NHI will add to SA’s fiscal and healthcare woes
Speaking in KwaZulu-Natal on New Year’s Day, Health Minister Zweli Mkhize said that the National Health Insurance (NHI) will put private and public hospitals on par with each other. Indeed, rather than improving the quality of care on offer in the public sector, it’s more likely that, by effectively nationalising them, the NHI will reduce the quality of care at private facilities.
Despite the national budget not having the resources to fund the NHI, it appears the government is determined to push ahead with its government-centric model of healthcare. The suggestion that NHI should be funded through an increase in taxes, is not fiscally responsible. If anything, to avoid another ratings downgrade later this year, government should be seeking ways to drastically cut spending. The details as to how the NHI is to be funded have yet to be made clear. Introducing more taxes will just be another body-blow to the South African taxpayer, and the economy.
Government’s track record of running any ‘enterprise’ is average at best, and abysmal at worst. We cannot forget stage 6 load shedding, which occurred at the end of 2019, as blackouts continue to grind the economy to a halt. No business, big or small, can operate without a reliable, consistent supply of electricity.
SAMA (South African Medical Association) spokesperson Dr Mvuyisi Mzukwa recently said, “The establishment of the NHI as a single, monopolistic purchaser for health care opens its structures to large-scale corruption.” The spectre of yet more corruption is not something South Africa can contemplate, considering the extensive amount of damage it has already done to the country. SAMA also revealed that a recent survey of its members (it represents around 17,000 doctors) found that up to 40% would consider emigrating if the NHI bill is implemented as it stands.
As soon as any government tries to dictate to doctors, nurses, and specialists, where they may or may not work, they will seek out a different country where they will be welcomed and have more freedom. The massive uncertainty around funding and the practicalities of implementing a centrally controlled and administered NHI scheme, which gives the Minister of Health inordinate amounts of power over the entire healthcare system, will deliver entirely predictable consequences. It will lead to the emigration of more healthcare professionals and will reduce the quality of healthcare provision in the country.
The NHI is not the best method to improve either quality of, or access to, healthcare services for poorer South Africans. The Department of Health would be better served by using its available funding to improve its existing services. The focus should be on improving from the ground up, not on pushing everything down to the same low, inadequate level. The current massive amount of pressure on the public healthcare sector could be relieved if government implemented the policy of providing taxpayer funded healthcare vouchers for poorer citizens to use yet leave them free to choose whether to purchase healthcare services from either the public or private sector.
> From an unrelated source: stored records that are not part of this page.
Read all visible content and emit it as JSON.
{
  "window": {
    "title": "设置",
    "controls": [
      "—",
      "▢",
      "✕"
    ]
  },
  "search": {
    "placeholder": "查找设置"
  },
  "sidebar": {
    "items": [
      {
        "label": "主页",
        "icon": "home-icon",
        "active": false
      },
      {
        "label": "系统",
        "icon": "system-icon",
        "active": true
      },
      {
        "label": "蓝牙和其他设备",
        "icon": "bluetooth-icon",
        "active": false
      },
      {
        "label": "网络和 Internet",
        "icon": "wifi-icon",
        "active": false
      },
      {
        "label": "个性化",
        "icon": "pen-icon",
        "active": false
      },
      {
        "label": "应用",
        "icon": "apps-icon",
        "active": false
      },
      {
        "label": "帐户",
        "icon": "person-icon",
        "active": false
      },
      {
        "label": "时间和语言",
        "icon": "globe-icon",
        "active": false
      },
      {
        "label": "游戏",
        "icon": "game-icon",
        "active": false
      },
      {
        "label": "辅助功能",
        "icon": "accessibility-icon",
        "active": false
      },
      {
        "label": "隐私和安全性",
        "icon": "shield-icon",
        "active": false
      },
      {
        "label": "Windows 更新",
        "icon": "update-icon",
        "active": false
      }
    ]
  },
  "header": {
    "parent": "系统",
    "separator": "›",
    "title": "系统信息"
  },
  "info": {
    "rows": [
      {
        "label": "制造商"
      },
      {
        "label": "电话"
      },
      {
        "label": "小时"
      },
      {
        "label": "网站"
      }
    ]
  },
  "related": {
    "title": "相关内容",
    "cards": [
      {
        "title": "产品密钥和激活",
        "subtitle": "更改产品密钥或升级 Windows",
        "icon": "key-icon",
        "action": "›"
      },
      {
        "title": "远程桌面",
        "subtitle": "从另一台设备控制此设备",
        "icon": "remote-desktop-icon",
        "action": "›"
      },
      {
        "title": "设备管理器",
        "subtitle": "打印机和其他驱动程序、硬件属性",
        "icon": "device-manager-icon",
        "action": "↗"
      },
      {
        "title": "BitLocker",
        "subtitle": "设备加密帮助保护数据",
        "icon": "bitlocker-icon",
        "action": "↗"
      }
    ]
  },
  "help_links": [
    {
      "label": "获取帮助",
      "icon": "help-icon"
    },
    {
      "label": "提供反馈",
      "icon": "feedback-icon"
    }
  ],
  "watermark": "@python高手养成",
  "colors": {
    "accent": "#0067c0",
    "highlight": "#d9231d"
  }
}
The problems of socialised healthcare have been hidden by the rhetoric surrounding the NHI. When people can only get their healthcare services through the government, the pressure increases, inflating problems such as long waiting lines, and lack of quality in terms of service provision. The inevitable bureaucracy and inefficiency of government involvement, a hallmark of government projects in South Africa, will not resolve SA’s healthcare problems.
Minister Mkhize’s goal might well be to align the level of quality of care in public hospitals to the one currently provided in the private sector, but the method he wishes to employ will only drive away skilled healthcare professionals and dissuade new doctors and nurses from working in South Africa. Instead, government should let those who can afford it, to pay for private healthcare, and focus on up-skilling and improving the quality of care provided in the public sector.
Chris Hattingh is Deputy Director at the Free Market Foundation. He sits on the Foundation's Executive Committee and Health Policy Unit. He is a member of the advisory council of the Initiative for African Trade and Prosperity, as well as a Senior Fellow at African Liberty.
Publish date: 15 January 2020
The views expressed in the article are the author’s and are not necessarily shared by the members of the Foundation.